Obsessed with heavy metal, dirt bike racing and partaking in the occasional act of vandalism with his band of delinquents, the behavior of 13-year-old Jacob Wilson (Josh Wiggins) has begun to raise concerns around town, especially when it starts to involve his younger brother Wes (Deke Garner). While the boys’ father Hollis (Aaron Paul) loves his sons, he is still reeling from the loss of their mother, spending more time drowning his sorrows at the local bar and working on his damaged beach house than being an active parent.

When the local authorities catch wind of the increasingly volatile situation, Wes is taken into custody by his Aunt Pam (Juliette Lewis), leaving Jacob and Hollis to fend for themselves. In Wes’ absence, Jacob becomes increasingly obsessed with two things: winning a local motocross championship and getting his brother back.

With a scorching central performance by Wiggins and heart-wrenchingly raw turns by Paul and Lewis, Hellion is impossible to shake. Executive Produced by Jeff Nichols (Mud) and Sarah Green (The Tree of Life).

Click the image below to watch the trailer:

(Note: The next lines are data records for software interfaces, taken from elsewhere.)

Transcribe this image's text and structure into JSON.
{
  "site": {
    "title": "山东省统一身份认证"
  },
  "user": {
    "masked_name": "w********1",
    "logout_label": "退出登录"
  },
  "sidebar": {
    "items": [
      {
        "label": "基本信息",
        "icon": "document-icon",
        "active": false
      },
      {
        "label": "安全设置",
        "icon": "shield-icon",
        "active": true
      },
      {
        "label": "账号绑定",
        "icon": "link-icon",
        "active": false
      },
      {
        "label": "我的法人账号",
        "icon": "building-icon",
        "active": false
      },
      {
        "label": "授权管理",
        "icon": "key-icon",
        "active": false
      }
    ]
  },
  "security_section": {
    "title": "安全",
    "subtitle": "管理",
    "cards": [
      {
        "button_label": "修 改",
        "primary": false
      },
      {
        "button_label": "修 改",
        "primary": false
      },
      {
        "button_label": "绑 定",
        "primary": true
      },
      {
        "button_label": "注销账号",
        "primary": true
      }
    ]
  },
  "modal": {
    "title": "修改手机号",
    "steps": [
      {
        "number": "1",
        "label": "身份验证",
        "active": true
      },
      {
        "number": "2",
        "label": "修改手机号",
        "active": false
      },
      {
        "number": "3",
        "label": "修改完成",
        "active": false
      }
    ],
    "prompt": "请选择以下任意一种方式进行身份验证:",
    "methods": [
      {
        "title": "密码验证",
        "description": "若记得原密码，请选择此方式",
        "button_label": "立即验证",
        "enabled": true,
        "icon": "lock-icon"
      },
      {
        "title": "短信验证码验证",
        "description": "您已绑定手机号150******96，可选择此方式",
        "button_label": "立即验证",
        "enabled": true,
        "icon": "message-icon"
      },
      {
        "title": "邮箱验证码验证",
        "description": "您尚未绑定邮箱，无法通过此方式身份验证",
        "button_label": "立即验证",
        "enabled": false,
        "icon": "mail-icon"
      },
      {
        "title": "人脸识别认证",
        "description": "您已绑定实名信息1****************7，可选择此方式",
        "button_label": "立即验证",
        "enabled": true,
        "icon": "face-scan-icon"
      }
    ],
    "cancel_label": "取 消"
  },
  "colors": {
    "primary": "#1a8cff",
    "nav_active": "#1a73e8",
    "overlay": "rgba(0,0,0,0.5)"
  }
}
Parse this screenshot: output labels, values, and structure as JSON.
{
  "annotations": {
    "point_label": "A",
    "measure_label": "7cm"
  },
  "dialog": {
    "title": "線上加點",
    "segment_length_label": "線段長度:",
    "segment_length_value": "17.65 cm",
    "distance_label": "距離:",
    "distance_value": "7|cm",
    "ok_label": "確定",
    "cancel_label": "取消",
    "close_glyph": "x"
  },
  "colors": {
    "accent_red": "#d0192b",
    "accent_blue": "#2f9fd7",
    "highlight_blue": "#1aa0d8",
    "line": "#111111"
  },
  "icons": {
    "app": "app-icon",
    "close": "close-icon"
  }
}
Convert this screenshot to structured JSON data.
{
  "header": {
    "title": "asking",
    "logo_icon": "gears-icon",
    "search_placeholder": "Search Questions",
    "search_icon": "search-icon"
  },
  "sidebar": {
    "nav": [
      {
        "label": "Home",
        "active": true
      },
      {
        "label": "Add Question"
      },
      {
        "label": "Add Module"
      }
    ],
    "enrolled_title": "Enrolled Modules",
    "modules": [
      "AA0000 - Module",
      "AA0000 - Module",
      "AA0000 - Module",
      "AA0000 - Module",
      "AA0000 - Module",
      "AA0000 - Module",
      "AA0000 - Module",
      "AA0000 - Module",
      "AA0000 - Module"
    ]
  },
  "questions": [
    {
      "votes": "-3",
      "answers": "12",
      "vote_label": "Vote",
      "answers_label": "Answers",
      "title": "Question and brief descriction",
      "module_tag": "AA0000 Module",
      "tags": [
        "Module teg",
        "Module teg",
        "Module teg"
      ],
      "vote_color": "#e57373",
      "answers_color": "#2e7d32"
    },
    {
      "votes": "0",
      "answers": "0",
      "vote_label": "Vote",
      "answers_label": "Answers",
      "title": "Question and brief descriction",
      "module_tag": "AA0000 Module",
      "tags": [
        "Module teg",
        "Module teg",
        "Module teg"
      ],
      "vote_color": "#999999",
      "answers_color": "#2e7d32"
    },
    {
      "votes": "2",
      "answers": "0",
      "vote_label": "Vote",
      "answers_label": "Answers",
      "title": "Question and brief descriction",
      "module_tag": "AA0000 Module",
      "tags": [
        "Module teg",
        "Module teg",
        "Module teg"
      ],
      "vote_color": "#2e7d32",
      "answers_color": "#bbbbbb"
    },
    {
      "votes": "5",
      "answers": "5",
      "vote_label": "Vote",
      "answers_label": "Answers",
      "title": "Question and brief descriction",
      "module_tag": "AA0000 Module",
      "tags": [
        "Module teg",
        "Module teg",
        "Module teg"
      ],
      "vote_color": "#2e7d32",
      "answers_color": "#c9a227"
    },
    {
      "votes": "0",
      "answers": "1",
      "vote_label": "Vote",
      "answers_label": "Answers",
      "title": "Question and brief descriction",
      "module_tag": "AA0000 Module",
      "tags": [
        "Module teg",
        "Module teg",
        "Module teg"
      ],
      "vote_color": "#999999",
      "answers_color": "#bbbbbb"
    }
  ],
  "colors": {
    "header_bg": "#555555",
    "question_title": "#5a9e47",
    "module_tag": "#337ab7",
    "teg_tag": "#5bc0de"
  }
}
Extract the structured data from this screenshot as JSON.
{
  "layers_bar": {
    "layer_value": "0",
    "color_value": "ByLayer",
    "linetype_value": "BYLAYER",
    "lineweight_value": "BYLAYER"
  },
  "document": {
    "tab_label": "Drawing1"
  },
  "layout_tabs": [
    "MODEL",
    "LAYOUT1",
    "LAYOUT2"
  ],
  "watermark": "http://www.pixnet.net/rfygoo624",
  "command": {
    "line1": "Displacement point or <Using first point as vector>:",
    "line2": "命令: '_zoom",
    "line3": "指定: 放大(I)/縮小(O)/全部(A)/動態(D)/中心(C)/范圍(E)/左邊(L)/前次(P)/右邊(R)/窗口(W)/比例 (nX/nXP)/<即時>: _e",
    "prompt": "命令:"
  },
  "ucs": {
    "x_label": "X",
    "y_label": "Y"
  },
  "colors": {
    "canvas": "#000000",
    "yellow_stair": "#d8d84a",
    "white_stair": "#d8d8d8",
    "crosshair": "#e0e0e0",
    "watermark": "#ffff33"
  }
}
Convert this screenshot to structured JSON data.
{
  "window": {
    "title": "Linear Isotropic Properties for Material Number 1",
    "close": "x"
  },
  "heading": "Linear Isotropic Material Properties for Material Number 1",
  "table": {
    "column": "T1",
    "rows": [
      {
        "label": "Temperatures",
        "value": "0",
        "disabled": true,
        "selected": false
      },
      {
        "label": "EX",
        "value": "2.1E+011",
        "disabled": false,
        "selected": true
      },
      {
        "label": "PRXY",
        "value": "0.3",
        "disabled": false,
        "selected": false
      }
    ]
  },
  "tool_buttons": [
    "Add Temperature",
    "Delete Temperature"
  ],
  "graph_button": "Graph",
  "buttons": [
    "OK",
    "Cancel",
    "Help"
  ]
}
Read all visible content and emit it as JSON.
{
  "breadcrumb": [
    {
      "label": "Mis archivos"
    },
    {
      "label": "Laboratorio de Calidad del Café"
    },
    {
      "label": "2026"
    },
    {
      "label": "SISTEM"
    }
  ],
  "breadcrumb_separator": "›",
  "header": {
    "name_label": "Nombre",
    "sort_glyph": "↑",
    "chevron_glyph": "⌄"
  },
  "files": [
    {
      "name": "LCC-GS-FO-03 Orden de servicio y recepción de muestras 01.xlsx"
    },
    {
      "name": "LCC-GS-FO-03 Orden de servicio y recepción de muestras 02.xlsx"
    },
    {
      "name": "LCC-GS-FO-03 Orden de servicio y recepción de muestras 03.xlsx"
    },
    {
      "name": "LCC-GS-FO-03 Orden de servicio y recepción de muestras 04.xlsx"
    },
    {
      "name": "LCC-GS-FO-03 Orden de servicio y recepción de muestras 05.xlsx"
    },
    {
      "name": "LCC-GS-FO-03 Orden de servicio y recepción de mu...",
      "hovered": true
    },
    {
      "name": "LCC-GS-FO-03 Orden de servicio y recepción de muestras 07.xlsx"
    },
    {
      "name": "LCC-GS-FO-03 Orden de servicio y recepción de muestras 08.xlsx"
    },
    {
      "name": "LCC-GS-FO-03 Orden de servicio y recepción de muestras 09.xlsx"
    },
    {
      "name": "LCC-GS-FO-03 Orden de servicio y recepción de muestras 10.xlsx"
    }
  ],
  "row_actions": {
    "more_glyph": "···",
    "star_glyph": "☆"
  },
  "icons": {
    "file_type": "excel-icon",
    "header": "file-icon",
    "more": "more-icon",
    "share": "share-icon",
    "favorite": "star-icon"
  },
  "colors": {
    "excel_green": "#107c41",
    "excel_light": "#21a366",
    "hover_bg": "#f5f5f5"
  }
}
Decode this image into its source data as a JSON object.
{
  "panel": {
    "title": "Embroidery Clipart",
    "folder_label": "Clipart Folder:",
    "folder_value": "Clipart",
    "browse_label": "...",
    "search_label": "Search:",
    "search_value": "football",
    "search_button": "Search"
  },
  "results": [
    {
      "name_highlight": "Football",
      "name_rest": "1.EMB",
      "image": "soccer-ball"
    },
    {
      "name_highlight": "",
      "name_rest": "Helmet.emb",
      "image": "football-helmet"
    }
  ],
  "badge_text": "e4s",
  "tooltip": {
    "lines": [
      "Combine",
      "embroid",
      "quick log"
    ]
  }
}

Hellion is an exceptionally authentic feature from writer/director Kat Candler, based on her lauded short film that screened at the 2012 Sundance Film Festival. Fueled by a commanding performance from Aaron Paul as Hollis, robust support from Juliette Lewis and Deke Garner, and a star-making turn by Josh Wiggins as Jacob, Hellion is as disturbing as it is powerful.” – D.C.

“Lyrical doesn’t have to be quiet and atonal. With Hellion, Kat Candler proves heavy metal works too… Hellion is beautiful and harrowing. [Wiggins] is a revelation, reminiscent of a teenage Leonardo DiCaprio in his breakout role in This Boy’s Life.”– Lindsey Bahr, Entertainment Weekly

“An artful exploration of small-town America’s working poor that packs a real emotional punch.”– Scott Foundas, Variety